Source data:
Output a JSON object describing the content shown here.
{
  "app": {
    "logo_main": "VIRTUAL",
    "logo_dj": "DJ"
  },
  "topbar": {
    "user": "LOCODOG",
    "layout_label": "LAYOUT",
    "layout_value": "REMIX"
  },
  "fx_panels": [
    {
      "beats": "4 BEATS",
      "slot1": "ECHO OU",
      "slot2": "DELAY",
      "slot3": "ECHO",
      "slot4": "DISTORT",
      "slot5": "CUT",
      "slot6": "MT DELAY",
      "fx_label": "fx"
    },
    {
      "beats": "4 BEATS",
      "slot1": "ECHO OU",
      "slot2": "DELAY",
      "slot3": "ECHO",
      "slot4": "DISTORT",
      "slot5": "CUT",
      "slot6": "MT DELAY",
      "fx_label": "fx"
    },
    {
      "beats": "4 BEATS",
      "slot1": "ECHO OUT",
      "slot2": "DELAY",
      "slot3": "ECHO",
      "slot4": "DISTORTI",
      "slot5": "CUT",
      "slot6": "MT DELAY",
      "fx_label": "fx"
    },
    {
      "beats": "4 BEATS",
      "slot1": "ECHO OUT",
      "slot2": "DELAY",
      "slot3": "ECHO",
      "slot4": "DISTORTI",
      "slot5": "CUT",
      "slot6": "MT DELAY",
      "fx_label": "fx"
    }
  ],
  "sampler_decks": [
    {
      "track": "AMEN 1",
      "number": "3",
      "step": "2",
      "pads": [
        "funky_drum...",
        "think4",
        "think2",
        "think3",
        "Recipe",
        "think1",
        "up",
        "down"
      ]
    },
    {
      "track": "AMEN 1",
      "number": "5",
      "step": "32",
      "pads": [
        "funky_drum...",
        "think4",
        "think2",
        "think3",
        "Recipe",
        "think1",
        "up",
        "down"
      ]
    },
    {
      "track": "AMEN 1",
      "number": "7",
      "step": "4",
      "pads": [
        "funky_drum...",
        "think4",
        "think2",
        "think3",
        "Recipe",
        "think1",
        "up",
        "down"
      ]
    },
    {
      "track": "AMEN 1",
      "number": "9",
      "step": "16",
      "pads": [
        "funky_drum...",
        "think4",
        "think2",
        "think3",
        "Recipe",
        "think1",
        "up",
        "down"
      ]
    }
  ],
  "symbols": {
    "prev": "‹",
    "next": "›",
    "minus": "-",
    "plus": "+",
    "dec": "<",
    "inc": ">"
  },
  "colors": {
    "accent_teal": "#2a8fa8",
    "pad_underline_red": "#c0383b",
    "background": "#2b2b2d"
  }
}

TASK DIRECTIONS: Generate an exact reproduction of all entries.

COMPLETED EXERCISE:
Output a JSON object describing the content shown here.
{
  "app": {
    "logo_main": "VIRTUAL",
    "logo_dj": "DJ"
  },
  "topbar": {
    "user": "LOCODOG",
    "layout_label": "LAYOUT",
    "layout_value": "REMIX"
  },
  "fx_panels": [
    {
      "beats": "4 BEATS",
      "slot1": "ECHO OU",
      "slot2": "DELAY",
      "slot3": "ECHO",
      "slot4": "DISTORT",
      "slot5": "CUT",
      "slot6": "MT DELAY",
      "fx_label": "fx"
    },
    {
      "beats": "4 BEATS",
      "slot1": "ECHO OU",
      "slot2": "DELAY",
      "slot3": "ECHO",
      "slot4": "DISTORT",
      "slot5": "CUT",
      "slot6": "MT DELAY",
      "fx_label": "fx"
    },
    {
      "beats": "4 BEATS",
      "slot1": "ECHO OUT",
      "slot2": "DELAY",
      "slot3": "ECHO",
      "slot4": "DISTORTI",
      "slot5": "CUT",
      "slot6": "MT DELAY",
      "fx_label": "fx"
    },
    {
      "beats": "4 BEATS",
      "slot1": "ECHO OUT",
      "slot2": "DELAY",
      "slot3": "ECHO",
      "slot4": "DISTORTI",
      "slot5": "CUT",
      "slot6": "MT DELAY",
      "fx_label": "fx"
    }
  ],
  "sampler_decks": [
    {
      "track": "AMEN 1",
      "number": "3",
      "step": "2",
      "pads": [
        "funky_drum...",
        "think4",
        "think2",
        "think3",
        "Recipe",
        "think1",
        "up",
        "down"
      ]
    },
    {
      "track": "AMEN 1",
      "number": "5",
      "step": "32",
      "pads": [
        "funky_drum...",
        "think4",
        "think2",
        "think3",
        "Recipe",
        "think1",
        "up",
        "down"
      ]
    },
    {
      "track": "AMEN 1",
      "number": "7",
      "step": "4",
      "pads": [
        "funky_drum...",
        "think4",
        "think2",
        "think3",
        "Recipe",
        "think1",
        "up",
        "down"
      ]
    },
    {
      "track": "AMEN 1",
      "number": "9",
      "step": "16",
      "pads": [
        "funky_drum...",
        "think4",
        "think2",
        "think3",
        "Recipe",
        "think1",
        "up",
        "down"
      ]
    }
  ],
  "symbols": {
    "prev": "‹",
    "next": "›",
    "minus": "-",
    "plus": "+",
    "dec": "<",
    "inc": ">"
  },
  "colors": {
    "accent_teal": "#2a8fa8",
    "pad_underline_red": "#c0383b",
    "background": "#2b2b2d"
  }
}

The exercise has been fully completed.